26.  In tandem with the above we are also deeply concerned about the proposed timescale for consultation.  Two weeks for public consultation suggests that the intention is to either neuter such consultation or assumes that establishing the principle of development is not an issue that needs close scrutiny.  Community associations may not become aware of a proposal until several days after the consultation period has started, they then usually need to undertake wider consultation, as well as taking time to formulate their response.   The proposed consultation process in paras 108/9 of the paper adds nothing to meaningful community engagement and appears to be an exercise in trying to paper over evident deficiencies.  Adding a couple of weeks to the consultation period would be neither here nor there in the totality of the timescale for the development of a proposal, but that could be crucial regarding the ability of the community to formulate an adequate response.  The Planning White Paper makes extensive references to extending meaningful community engagement, so it is particularly disappointing to see proposals that point in the opposite direction.  As a minimum the consultation period should be four weeks.

27.  If the requirements as proposed are all that will be demanded we are quite sure that PIP will be used extensively, as developers are bound to view it as a way of circumventing potential opposition.  Proceeding as proposed will guarantee a major community kickback.

28. Finally, we are unclear what is meant in para 87 regarding the second stage being ‘technical details consent’. This suggests that what is fundamental has been decided on granting PIP and what remains is indeed just ’detail’.  Given that so little information is proposed for the PIP this only serves to reinforce our suspicion that the stifling of community opposition is a key factor in the thinking behind these proposals.
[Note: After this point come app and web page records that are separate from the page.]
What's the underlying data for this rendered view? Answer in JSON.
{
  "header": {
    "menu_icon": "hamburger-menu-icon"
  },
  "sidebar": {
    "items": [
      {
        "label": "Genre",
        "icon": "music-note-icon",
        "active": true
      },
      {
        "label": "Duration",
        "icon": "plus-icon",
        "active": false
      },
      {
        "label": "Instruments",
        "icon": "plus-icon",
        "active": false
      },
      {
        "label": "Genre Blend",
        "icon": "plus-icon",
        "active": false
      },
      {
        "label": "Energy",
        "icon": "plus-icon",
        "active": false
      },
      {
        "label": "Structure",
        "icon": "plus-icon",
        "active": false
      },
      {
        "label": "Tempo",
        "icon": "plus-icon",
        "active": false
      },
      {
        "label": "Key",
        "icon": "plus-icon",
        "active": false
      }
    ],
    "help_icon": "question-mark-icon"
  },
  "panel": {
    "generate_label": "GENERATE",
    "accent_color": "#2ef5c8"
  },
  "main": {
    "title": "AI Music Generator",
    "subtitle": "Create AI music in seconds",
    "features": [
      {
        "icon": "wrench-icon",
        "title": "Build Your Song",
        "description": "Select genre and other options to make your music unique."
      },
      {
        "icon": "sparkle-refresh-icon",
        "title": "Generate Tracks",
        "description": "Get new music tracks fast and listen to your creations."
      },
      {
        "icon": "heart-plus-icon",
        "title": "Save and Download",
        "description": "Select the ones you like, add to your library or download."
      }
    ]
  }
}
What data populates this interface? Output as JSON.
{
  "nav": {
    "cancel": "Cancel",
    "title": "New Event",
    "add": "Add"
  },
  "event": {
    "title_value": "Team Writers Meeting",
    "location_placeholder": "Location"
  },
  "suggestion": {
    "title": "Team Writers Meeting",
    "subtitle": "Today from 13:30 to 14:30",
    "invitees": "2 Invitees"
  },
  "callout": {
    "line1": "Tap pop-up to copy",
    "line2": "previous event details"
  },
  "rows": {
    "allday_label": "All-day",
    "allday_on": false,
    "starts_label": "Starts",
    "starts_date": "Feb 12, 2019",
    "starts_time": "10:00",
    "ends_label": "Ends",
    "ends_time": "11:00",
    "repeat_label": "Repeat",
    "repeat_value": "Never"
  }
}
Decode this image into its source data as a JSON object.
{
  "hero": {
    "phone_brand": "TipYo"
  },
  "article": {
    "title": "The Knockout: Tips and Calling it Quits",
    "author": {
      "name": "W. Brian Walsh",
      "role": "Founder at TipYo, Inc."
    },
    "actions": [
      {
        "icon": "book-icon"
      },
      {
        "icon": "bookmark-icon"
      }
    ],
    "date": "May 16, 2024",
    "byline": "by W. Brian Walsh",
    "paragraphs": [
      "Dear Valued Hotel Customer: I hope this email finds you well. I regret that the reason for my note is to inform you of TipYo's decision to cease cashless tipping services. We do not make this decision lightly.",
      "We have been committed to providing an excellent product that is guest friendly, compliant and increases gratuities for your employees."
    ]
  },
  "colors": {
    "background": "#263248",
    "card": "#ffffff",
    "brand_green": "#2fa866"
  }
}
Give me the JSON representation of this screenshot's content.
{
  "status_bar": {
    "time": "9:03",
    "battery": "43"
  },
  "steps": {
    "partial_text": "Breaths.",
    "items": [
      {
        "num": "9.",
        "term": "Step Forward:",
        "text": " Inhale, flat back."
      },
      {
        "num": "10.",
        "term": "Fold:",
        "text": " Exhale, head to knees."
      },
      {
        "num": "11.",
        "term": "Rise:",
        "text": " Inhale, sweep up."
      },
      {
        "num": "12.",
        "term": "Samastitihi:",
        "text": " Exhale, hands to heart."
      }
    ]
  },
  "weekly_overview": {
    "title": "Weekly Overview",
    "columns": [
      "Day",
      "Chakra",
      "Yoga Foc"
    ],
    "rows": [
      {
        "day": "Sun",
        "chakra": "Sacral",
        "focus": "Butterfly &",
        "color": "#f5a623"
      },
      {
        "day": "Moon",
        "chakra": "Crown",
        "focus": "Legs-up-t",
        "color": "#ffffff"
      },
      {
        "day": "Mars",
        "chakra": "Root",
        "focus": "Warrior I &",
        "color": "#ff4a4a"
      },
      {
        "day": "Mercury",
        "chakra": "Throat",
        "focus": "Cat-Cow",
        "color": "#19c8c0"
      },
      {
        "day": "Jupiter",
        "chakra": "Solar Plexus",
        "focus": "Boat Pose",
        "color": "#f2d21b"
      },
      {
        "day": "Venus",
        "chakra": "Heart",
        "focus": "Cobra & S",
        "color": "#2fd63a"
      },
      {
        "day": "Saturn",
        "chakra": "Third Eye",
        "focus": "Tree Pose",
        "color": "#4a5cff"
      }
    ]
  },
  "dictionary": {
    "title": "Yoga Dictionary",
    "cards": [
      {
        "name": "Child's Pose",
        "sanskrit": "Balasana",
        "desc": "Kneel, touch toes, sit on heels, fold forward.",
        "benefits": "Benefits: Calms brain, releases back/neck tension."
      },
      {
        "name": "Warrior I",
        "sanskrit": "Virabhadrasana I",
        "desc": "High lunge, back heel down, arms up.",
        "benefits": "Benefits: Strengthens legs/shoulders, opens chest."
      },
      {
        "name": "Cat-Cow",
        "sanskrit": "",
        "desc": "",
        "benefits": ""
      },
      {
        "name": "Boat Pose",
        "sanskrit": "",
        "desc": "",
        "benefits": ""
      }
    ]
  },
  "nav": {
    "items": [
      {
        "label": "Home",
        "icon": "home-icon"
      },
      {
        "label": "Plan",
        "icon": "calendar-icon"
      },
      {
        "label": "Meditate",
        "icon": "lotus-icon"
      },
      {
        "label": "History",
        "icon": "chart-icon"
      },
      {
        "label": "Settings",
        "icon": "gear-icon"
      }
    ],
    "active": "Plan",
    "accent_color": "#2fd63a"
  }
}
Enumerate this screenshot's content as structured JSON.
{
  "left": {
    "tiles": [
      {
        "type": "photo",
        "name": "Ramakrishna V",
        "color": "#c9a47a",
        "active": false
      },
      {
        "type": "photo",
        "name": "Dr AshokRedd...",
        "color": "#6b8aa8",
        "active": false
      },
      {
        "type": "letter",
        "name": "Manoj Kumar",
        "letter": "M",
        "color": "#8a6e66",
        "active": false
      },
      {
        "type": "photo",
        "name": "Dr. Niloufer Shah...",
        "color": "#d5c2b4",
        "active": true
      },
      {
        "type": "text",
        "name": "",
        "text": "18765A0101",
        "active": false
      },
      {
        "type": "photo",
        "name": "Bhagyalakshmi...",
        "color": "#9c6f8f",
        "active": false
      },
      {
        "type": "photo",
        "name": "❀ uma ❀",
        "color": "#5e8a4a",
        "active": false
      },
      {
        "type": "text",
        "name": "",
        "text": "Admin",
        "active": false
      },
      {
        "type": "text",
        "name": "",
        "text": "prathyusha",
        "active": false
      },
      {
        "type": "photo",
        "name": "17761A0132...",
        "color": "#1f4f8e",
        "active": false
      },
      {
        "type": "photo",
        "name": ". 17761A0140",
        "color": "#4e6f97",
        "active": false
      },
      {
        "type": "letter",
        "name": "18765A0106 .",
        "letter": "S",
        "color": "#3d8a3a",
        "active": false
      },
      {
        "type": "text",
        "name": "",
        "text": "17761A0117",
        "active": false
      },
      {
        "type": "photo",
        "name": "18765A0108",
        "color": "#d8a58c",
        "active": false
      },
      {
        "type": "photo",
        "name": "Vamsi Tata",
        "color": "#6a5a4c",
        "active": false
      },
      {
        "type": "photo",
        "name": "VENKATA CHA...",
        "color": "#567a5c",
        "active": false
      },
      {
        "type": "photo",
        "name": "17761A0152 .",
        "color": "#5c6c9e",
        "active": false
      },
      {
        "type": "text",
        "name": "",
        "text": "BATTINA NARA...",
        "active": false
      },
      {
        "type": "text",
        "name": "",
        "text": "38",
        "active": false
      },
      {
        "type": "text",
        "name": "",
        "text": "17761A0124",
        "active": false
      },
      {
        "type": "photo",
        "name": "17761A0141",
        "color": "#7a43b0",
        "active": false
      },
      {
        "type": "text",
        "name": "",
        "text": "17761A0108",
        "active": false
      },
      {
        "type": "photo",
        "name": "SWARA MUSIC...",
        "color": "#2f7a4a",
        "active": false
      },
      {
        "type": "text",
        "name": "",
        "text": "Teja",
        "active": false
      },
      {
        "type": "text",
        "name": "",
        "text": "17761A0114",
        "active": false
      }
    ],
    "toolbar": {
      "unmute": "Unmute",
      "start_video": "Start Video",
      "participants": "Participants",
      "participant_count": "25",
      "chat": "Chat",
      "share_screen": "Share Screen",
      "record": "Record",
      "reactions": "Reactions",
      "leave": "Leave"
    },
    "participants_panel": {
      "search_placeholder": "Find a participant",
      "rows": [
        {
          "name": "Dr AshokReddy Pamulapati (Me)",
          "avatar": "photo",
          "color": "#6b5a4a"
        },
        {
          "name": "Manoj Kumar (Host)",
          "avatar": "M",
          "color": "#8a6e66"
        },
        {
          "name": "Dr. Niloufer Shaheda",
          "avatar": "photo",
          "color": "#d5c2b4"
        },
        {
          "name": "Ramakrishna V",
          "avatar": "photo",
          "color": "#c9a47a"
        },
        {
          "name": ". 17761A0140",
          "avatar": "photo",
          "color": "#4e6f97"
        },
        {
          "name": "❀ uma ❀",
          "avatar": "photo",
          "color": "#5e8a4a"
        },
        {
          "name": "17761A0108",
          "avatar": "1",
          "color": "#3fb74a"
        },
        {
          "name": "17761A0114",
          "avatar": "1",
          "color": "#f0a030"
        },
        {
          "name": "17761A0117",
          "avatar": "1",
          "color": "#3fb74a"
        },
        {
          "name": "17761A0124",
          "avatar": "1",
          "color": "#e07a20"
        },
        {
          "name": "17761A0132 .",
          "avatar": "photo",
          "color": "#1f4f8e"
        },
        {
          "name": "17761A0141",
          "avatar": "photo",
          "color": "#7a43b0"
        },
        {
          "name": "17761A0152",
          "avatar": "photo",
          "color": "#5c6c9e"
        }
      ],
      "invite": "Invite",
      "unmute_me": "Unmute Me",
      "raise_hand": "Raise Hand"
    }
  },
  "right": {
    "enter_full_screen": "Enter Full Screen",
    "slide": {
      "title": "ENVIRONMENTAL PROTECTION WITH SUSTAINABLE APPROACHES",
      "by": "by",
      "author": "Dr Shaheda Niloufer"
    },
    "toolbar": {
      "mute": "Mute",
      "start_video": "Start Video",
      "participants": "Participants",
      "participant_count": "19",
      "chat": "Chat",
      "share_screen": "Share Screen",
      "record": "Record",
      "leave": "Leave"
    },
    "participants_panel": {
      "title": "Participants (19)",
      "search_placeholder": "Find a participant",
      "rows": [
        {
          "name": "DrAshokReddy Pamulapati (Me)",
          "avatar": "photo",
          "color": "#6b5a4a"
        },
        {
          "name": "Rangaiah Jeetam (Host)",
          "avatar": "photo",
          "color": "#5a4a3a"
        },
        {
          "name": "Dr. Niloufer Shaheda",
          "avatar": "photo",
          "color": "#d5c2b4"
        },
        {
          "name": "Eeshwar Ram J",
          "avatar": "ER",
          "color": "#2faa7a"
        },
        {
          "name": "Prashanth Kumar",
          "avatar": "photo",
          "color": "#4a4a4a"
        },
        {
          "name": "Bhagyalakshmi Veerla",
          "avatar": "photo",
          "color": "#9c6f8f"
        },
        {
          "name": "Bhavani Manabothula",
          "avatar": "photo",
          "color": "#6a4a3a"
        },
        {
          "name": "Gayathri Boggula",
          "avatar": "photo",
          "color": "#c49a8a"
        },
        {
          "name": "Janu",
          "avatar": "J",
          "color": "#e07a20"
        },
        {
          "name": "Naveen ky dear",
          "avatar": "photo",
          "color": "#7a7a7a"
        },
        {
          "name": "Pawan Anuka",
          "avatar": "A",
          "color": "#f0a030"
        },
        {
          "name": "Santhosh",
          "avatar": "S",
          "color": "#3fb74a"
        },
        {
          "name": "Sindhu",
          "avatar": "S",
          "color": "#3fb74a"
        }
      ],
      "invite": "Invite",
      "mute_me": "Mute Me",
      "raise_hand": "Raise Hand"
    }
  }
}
The additional requirements we suggest above are certainly not details, and nor are design considerations, not mentioned in the Paper but highlighted in the Planning White Paper as being in need of far greater scrutiny to ensure beauty and quality are essential features of new developments.

29. The approach to PIP as indicated in the Paper is deeply flawed and needs to be fundamentally re-thought.  The community and the council should have a right to information and the time to consider it.  Only then will they be able to fully understand what might be built and thus be able to register any concerns.

Gordon Massey
Federation of Residents Associations in Barnet

September 2020